When following a recipe, it's often necessary to grab the correct ingredients at the store in order to get the optimal desired outcome. Similar to whipping up a cake or mixing your favorite dry rub, creating a dairy ration requires specific ingredients. A major ration component is forage, and the nutrient content of these forages is frequently unknown until the pile, bunker or silo is opened. Because of this, rations are typically balanced around these forages. But what if nutritionists could better prepare to formulate rations with an accurate forage outlook? If multiple years of inventory exist, what if the forages that best fit the needs of the herd at that time, or the group we are looking to target, could be selected? Sampling fresh chop feed as it goes into the pile has potential to do just that.

Raver katie
Animal Nutrition and Field Support / Rock River Laboratory

With harvest just around the corner, planning all the little details to get everything done as smoothly and efficiently as possible is in motion. This harvest is a critical piece of every dairy operation that will have an impact on feeding and production for a whole year (or more) ahead. We know that the crop can look very different year to year, based on management practices and environmental conditions. Sampling forages as they are harvested can offer many advantages, including: (1) understanding how the environment impacted the crop in a given year and (2) helping identify what is and isn’t working from a management standpoint.

Environment has a significant impact on forage quality and is the biggest contributing factor in year-to-year forage difference. Figures 1-4 highlight the year-to-year differences in nutrients, such as total tract neutral detergent fiber digestibility (TTNDFD) for common feeds. These figures also reveal how the range and variation in these nutrients can be quite different depending on the year. These variations over time can contribute to differences in production and efficiency encountered when changing silage piles.

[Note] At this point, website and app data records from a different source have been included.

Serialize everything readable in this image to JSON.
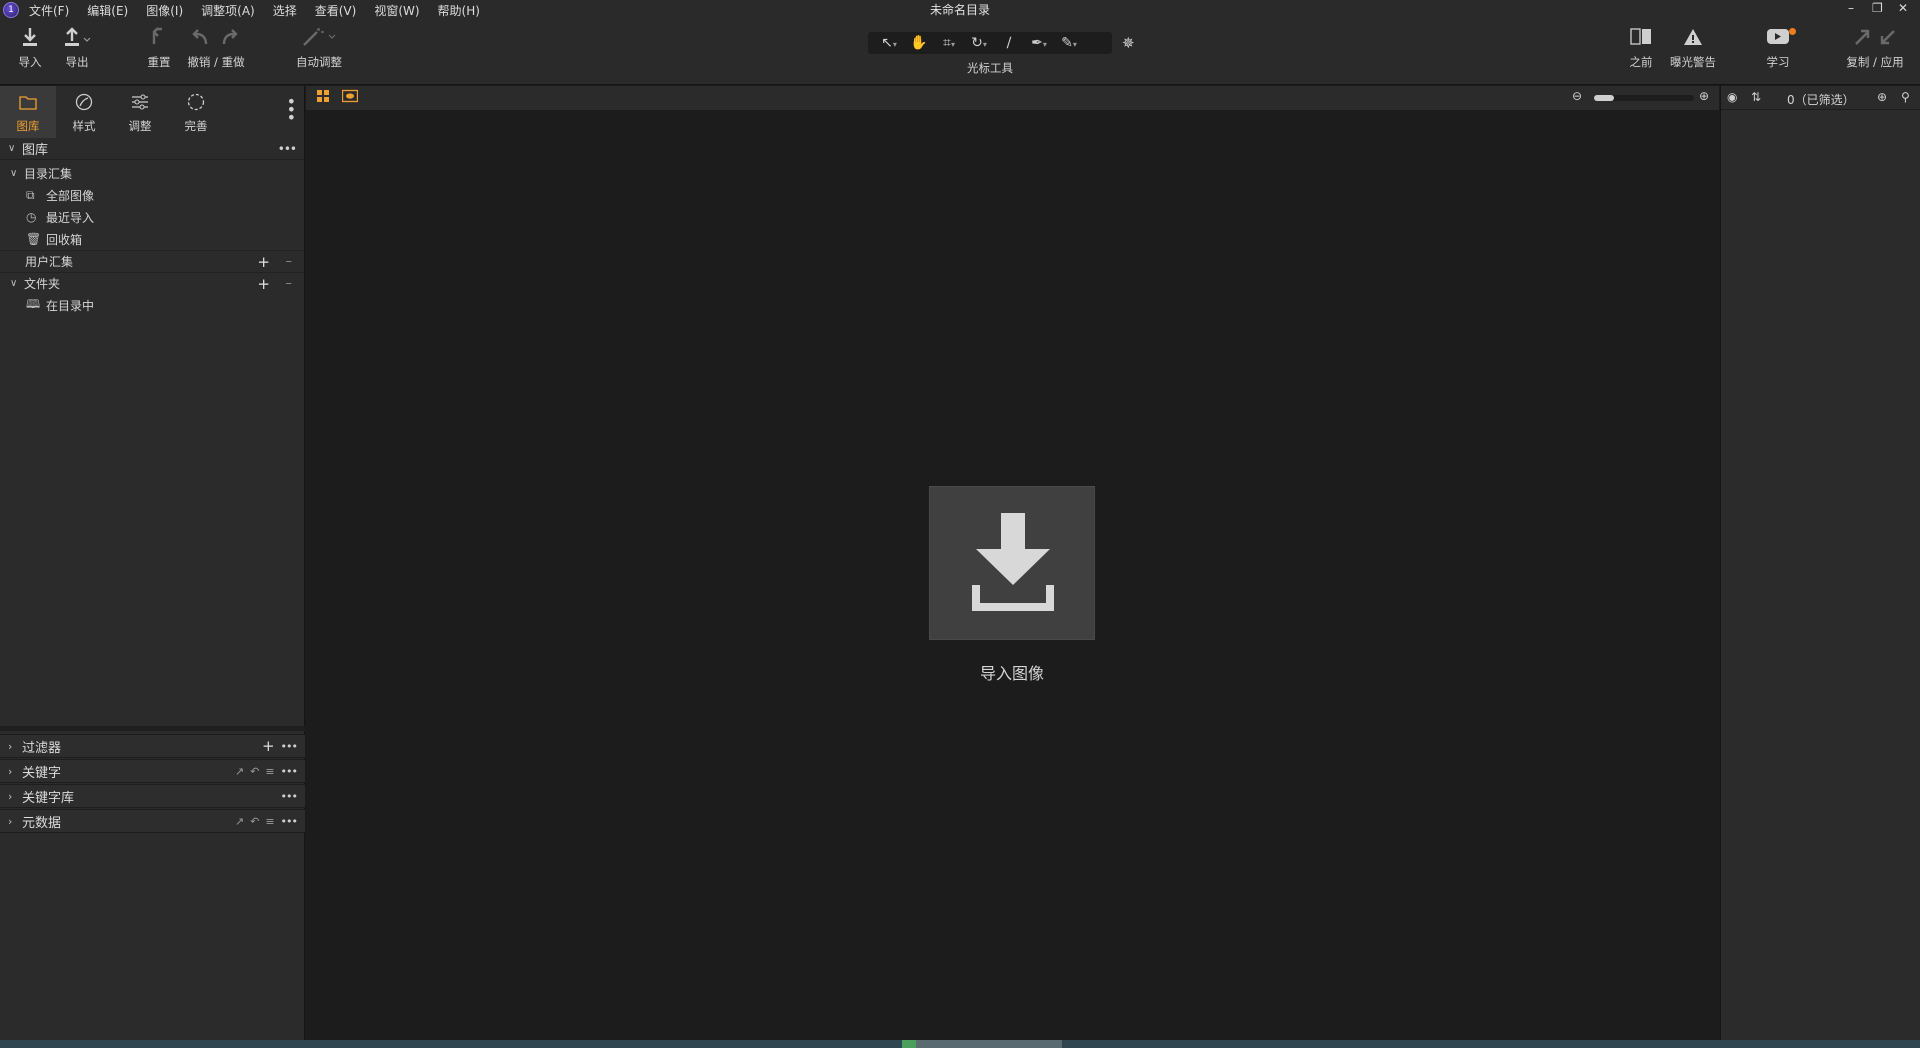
{
  "window": {
    "title": "未命名目录",
    "controls": [
      "–",
      "❐",
      "✕"
    ]
  },
  "menu": [
    "文件(F)",
    "编辑(E)",
    "图像(I)",
    "调整项(A)",
    "选择",
    "查看(V)",
    "视窗(W)",
    "帮助(H)"
  ],
  "toolbar": {
    "import_label": "导入",
    "export_label": "导出",
    "reset_label": "重置",
    "undo_redo_label": "撤销 / 重做",
    "auto_adjust_label": "自动调整",
    "cursor_tools_label": "光标工具",
    "before_label": "之前",
    "exposure_warning_label": "曝光警告",
    "learn_label": "学习",
    "copy_apply_label": "复制 / 应用"
  },
  "left_tabs": [
    {
      "label": "图库",
      "icon": "folder-icon",
      "active": true
    },
    {
      "label": "样式",
      "icon": "styles-icon",
      "active": false
    },
    {
      "label": "调整",
      "icon": "sliders-icon",
      "active": false
    },
    {
      "label": "完善",
      "icon": "refine-icon",
      "active": false
    }
  ],
  "library": {
    "header": "图库",
    "catalog_collections": "目录汇集",
    "all_images": "全部图像",
    "recent_imports": "最近导入",
    "trash": "回收箱",
    "user_collections": "用户汇集",
    "folders": "文件夹",
    "in_catalog": "在目录中"
  },
  "bottom_sections": [
    "过滤器",
    "关键字",
    "关键字库",
    "元数据"
  ],
  "viewer": {
    "import_images_label": "导入图像"
  },
  "browser": {
    "count_label": "0（已筛选）"
  },
  "colors": {
    "accent": "#f0a030",
    "learn_badge": "#f07d1a",
    "status_bar": "#2f4650"
  }
}
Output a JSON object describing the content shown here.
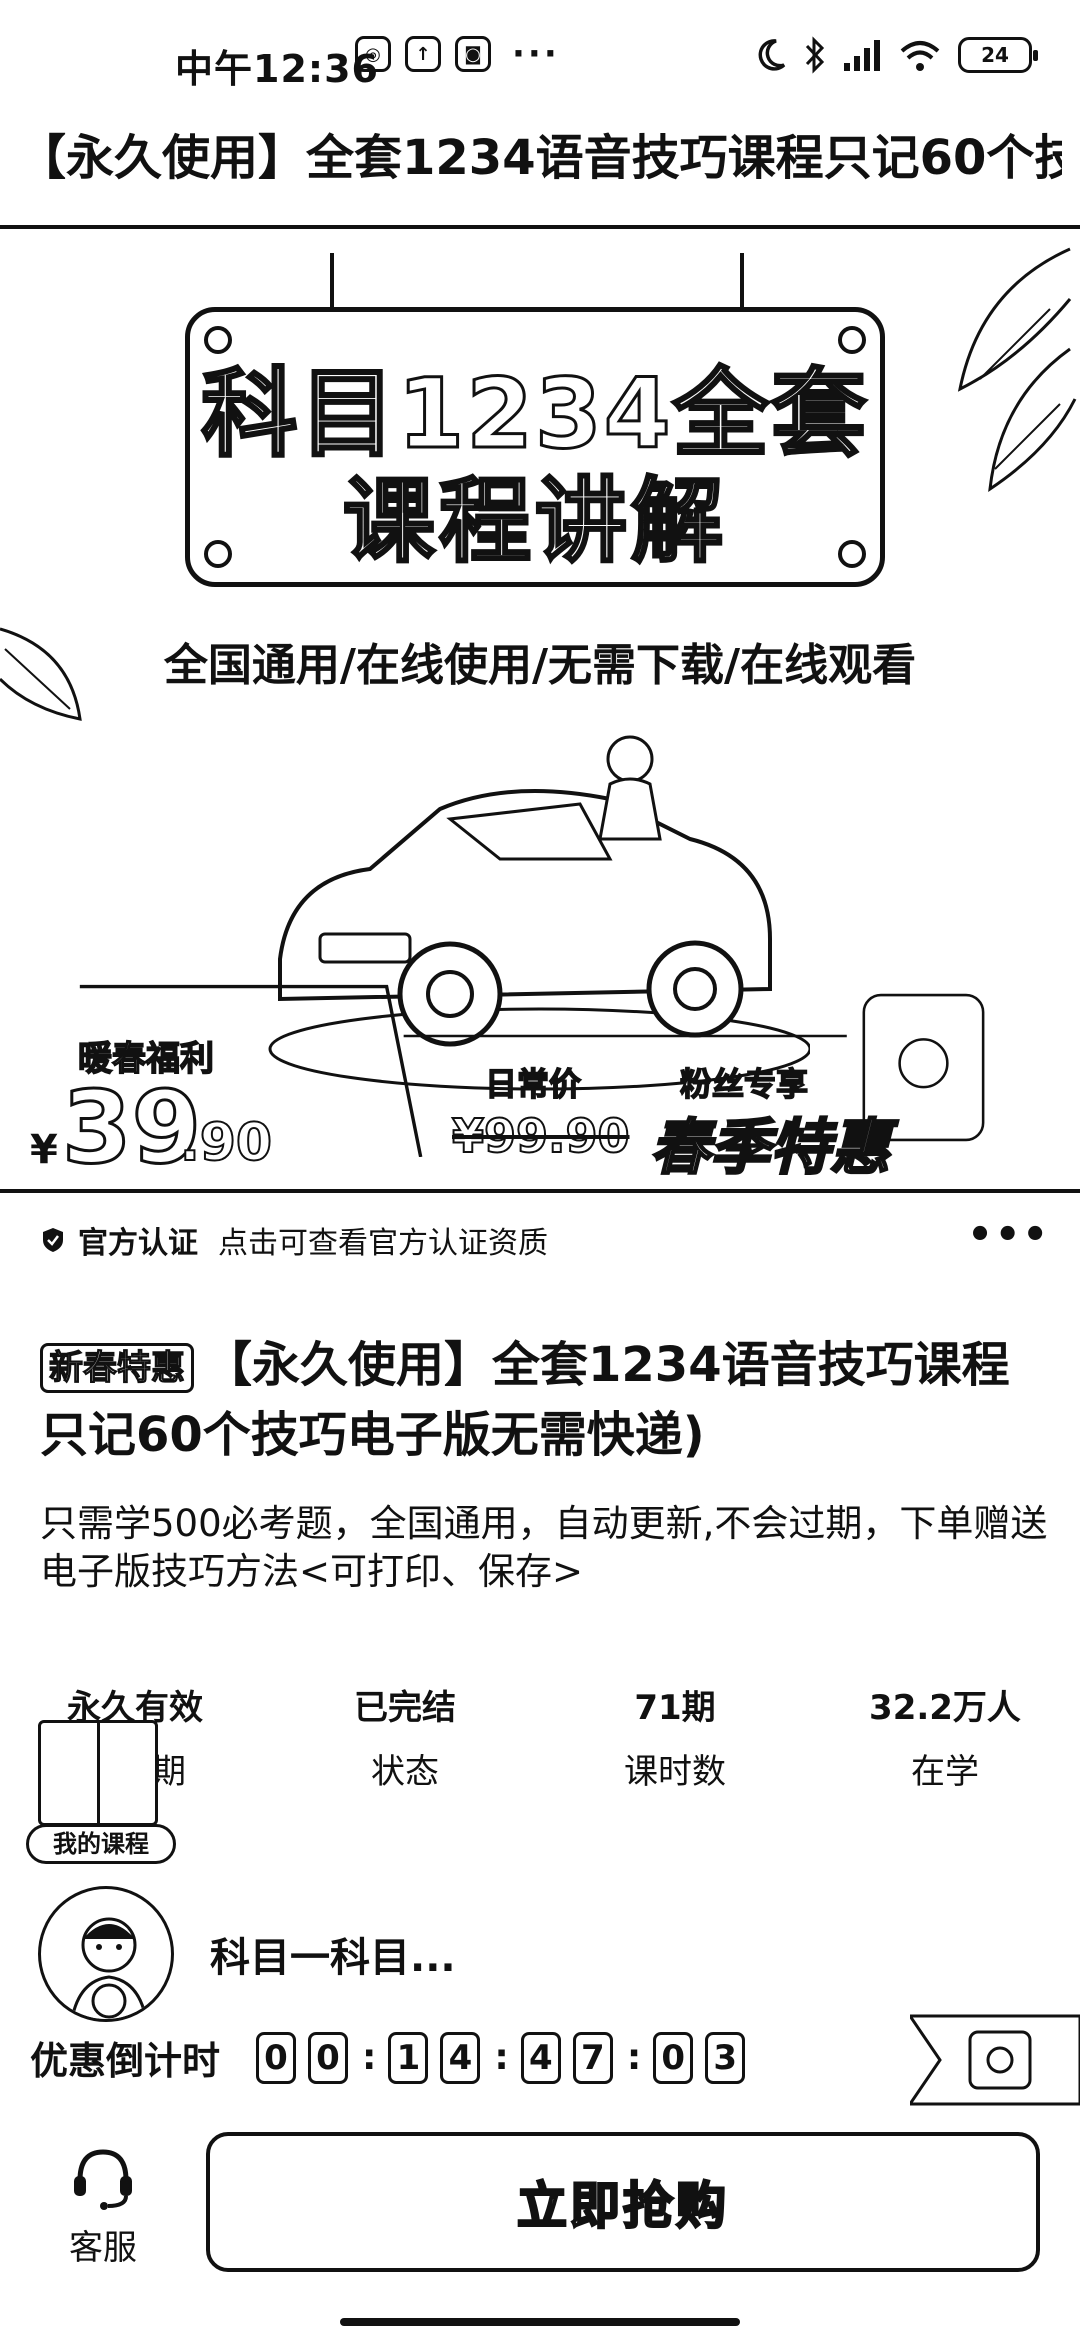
{
  "status_bar": {
    "time": "中午12:36",
    "left_icons": [
      "app-icon-1",
      "app-icon-2",
      "app-icon-3"
    ],
    "overflow": "···",
    "right_icons": [
      "moon-icon",
      "bluetooth-icon",
      "signal-icon",
      "wifi-icon"
    ],
    "battery": "24"
  },
  "page": {
    "title": "【永久使用】全套1234语音技巧课程只记60个技..."
  },
  "hero": {
    "sign_line1": "科目1234全套",
    "sign_line2": "课程讲解",
    "tagline": "全国通用/在线使用/无需下载/在线观看",
    "promo_label": "暖春福利",
    "yen": "¥",
    "price_main": "39",
    "price_decimal": ".90",
    "daily_label": "日常价",
    "daily_price": "¥99.90",
    "fans_label": "粉丝专享",
    "spring_deal": "春季特惠"
  },
  "cert": {
    "title": "官方认证",
    "desc": "点击可查看官方认证资质",
    "more": "•••"
  },
  "product": {
    "badge": "新春特惠",
    "title": "【永久使用】全套1234语音技巧课程只记60个技巧电子版无需快递)",
    "desc": "只需学500必考题，全国通用，自动更新,不会过期，下单赠送电子版技巧方法<可打印、保存>"
  },
  "stats": [
    {
      "value": "永久有效",
      "label": "有效期"
    },
    {
      "value": "已完结",
      "label": "状态"
    },
    {
      "value": "71期",
      "label": "课时数"
    },
    {
      "value": "32.2万人",
      "label": "在学"
    }
  ],
  "my_course": {
    "label": "我的课程"
  },
  "teacher": {
    "name": "科目一科目..."
  },
  "countdown": {
    "label": "优惠倒计时",
    "digits": [
      "0",
      "0",
      "1",
      "4",
      "4",
      "7",
      "0",
      "3"
    ]
  },
  "bottom": {
    "service_label": "客服",
    "buy_label": "立即抢购"
  }
}
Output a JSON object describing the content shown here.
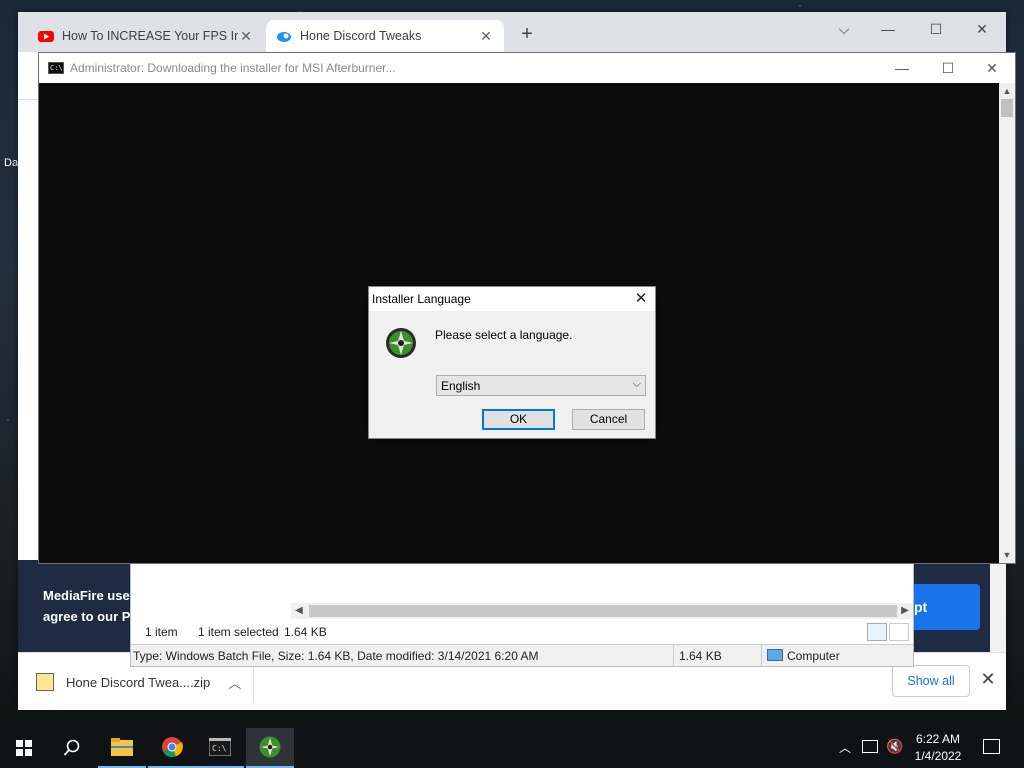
{
  "browser": {
    "tabs": [
      {
        "label": "How To INCREASE Your FPS In M",
        "icon": "youtube-icon",
        "active": false
      },
      {
        "label": "Hone Discord Tweaks",
        "icon": "hone-icon",
        "active": true
      }
    ],
    "new_tab": "+",
    "window_buttons": {
      "dropdown": "⌵",
      "minimize": "—",
      "maximize": "☐",
      "close": "✕"
    }
  },
  "page": {
    "banner_line1": "MediaFire uses",
    "banner_line2": "agree to our Pr",
    "accept_partial": "pt",
    "desktop_fragment": "Da"
  },
  "explorer": {
    "status": {
      "count": "1 item",
      "selected": "1 item selected",
      "size": "1.64 KB"
    },
    "details": {
      "info": "Type: Windows Batch File, Size: 1.64 KB, Date modified: 3/14/2021 6:20 AM",
      "size": "1.64 KB",
      "location": "Computer"
    }
  },
  "cmd": {
    "title": "Administrator:  Downloading the installer for MSI Afterburner...",
    "buttons": {
      "minimize": "—",
      "maximize": "☐",
      "close": "✕"
    }
  },
  "dialog": {
    "title": "Installer Language",
    "close": "✕",
    "prompt": "Please select a language.",
    "language": "English",
    "ok": "OK",
    "cancel": "Cancel"
  },
  "downloads": {
    "file": "Hone Discord Twea....zip",
    "show_all": "Show all",
    "close": "✕"
  },
  "taskbar": {
    "time": "6:22 AM",
    "date": "1/4/2022",
    "apps": [
      "windows-start-icon",
      "search-icon",
      "file-explorer-icon",
      "chrome-icon",
      "cmd-icon",
      "msi-afterburner-icon"
    ]
  },
  "colors": {
    "accent": "#0078d7",
    "link": "#1a73e8",
    "banner": "#1e2b43"
  }
}
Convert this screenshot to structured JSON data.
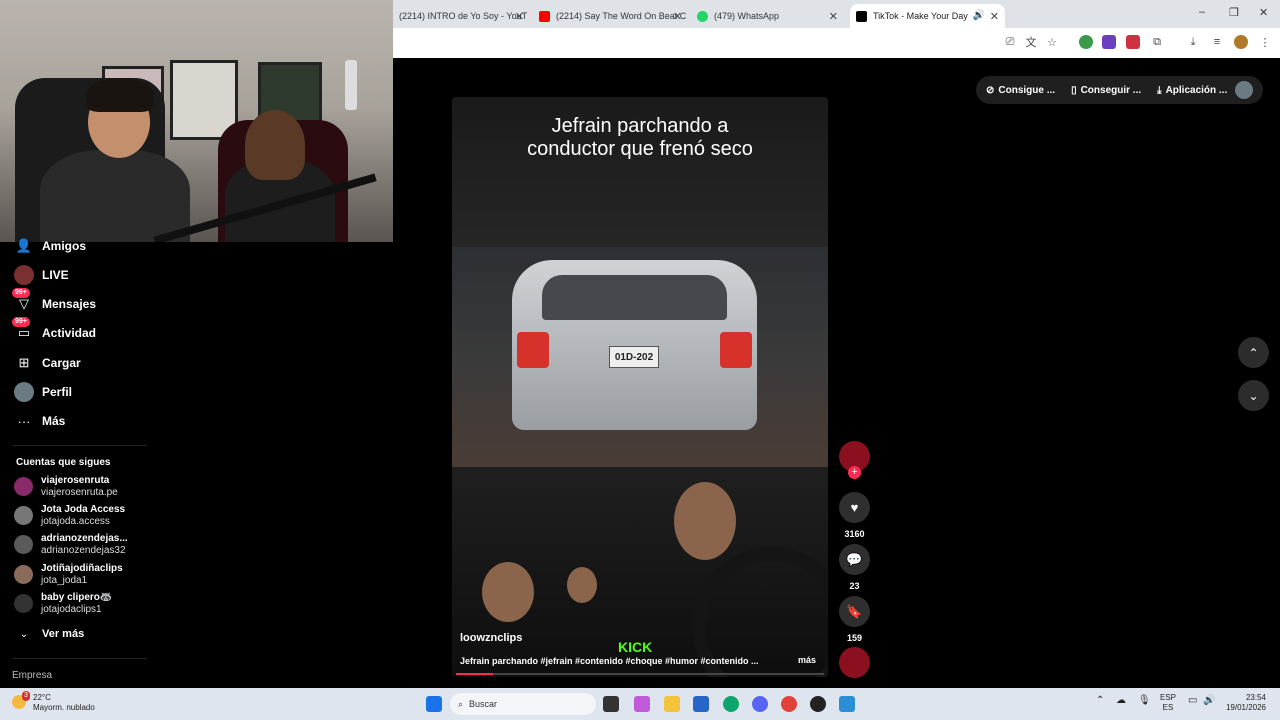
{
  "browser": {
    "tabs": [
      {
        "title": "(2214) INTRO de Yo Soy - YouT",
        "color": "#ff0000"
      },
      {
        "title": "(2214) Say The Word On Beat C",
        "color": "#ff0000"
      },
      {
        "title": "(479) WhatsApp",
        "color": "#25d366"
      },
      {
        "title": "TikTok - Make Your Day",
        "color": "#000000"
      }
    ],
    "new_tab": "+",
    "window_controls": [
      "–",
      "❐",
      "✕"
    ]
  },
  "sidebar": {
    "items": [
      {
        "label": "Amigos",
        "icon": "friends-icon"
      },
      {
        "label": "LIVE",
        "icon": "live-icon"
      },
      {
        "label": "Mensajes",
        "icon": "messages-icon",
        "badge": "99+"
      },
      {
        "label": "Actividad",
        "icon": "activity-icon",
        "badge": "99+"
      },
      {
        "label": "Cargar",
        "icon": "upload-icon"
      },
      {
        "label": "Perfil",
        "icon": "profile-icon"
      },
      {
        "label": "Más",
        "icon": "more-icon"
      }
    ],
    "following_title": "Cuentas que sigues",
    "following": [
      {
        "name": "viajerosenruta",
        "handle": "viajerosenruta.pe"
      },
      {
        "name": "Jota Joda Access",
        "handle": "jotajoda.access"
      },
      {
        "name": "adrianozendejas...",
        "handle": "adrianozendejas32"
      },
      {
        "name": "Jotiñajodiñaclips",
        "handle": "jota_joda1"
      },
      {
        "name": "baby clipero🦝",
        "handle": "jotajodaclips1"
      }
    ],
    "see_more": "Ver más",
    "footer": "Empresa"
  },
  "topbar": {
    "get_coins": "Consigue ...",
    "get_app": "Conseguir ...",
    "app": "Aplicación ..."
  },
  "video": {
    "caption_line1": "Jefrain parchando a",
    "caption_line2": "conductor que frenó seco",
    "plate": "01D-202",
    "author": "loowznclips",
    "description": "Jefrain parchando #jefrain #contenido #choque #humor #contenido ...",
    "more": "más",
    "watermark": "KICK",
    "progress": 0.1
  },
  "actions": {
    "likes": "3160",
    "comments": "23",
    "saves": "159"
  },
  "taskbar": {
    "temp": "22°C",
    "weather": "Mayorm. nublado",
    "weather_badge": "3",
    "search_placeholder": "Buscar",
    "lang1": "ESP",
    "lang2": "ES",
    "time": "23:54",
    "date": "19/01/2026"
  }
}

Although we cannot change environmental growing conditions in a given year, knowing the impact of these on feed can help us better understand potential challenges or opportunities the ensiled feed may offer as we begin to break into the pile in the months to years ahead. The 2021 crop was above average in starch percentage, but challenging environmental conditions led to a very hard corn kernel, which in turn decreased starch digestibility. This can be observed in Figure 3 as a lower rumen-degradable starch percentage in 2021 compared to years past. This lower rumen digestibility can lead to a whole host of potential problems at feedout. However, knowing this beforehand gives the producer and nutritionist plenty of time to strategize on how to best handle this potential change.

In years where environmental conditions do not allow for ideal cutting windows, forage quality on each cutting may not follow its usual pattern. We can use harvest sample data to strategically open silages. If there are five cuttings of haylage in five different bags, we may be able to plan ahead on how to best utilize these based on the fresh chop samples. Similar to meticulously sorting through produce at the grocery store, we shop our silage piles, planning to open the best pile when production is forecasted to be highest, such as spring flush.


Sampling fresh chop samples can also help in identifying factors we can proactively impact ahead of harvest. Once forages are ensiled, it is nearly impossible to identify the impact of differences that occur at a field level, such as hybrid, planting date, fertilization practices or irrigation levels. If a producer wants to examine the potential impact of these factors on feed quality, sampling the feed as it is harvested can help. Research studying the impact of different management factors on feed quality – including the impact of fungicide use, planting population and different genetics or hybrids – has been conducted. However, these trials may have been completed under circumstances different than the producer's experience.

As producers seek to improve forage quality every year, being able to look at these differences on individual operations can better outline what works best for each operation and in each unique geographical location. For farms located in dry areas, it can highlight what feeds excel with lower irrigation levels. These comparisons are a key step in helping target individual nutrition goals – whether it be maximizing starch production or focusing on digestible fiber. Sampling forage going into the pile also allows for a multi-year onsite database, tracking forage quality responses to the array of management practices a farm employs. When forages are limited due to drought or low water availability, maximizing forage quality is a critical step in creating a successful forage program.

If a farm decides this is a strategy it would like to implement, sampling protocols can help ensure fields are represented accurately. Fields are rarely all the same size, so sample number should be adjusted to the number of acres represented. For example, if one field is 60 acres and the other is 120 acres, twice the number of samples should be taken from the larger field to accurately represent those acres.

As farms work to implement more management practices in every aspect of their operations, analyzing forages as they are harvested offers another level of precision agriculture. This simple effort provides nutritionists another tool at their disposal in formulating the best ration based on animal needs and economic conditions. Whether shopping for forages or fresh produce, sometimes adding one more step in the process can mean less waste and greater production – be it cows or kids!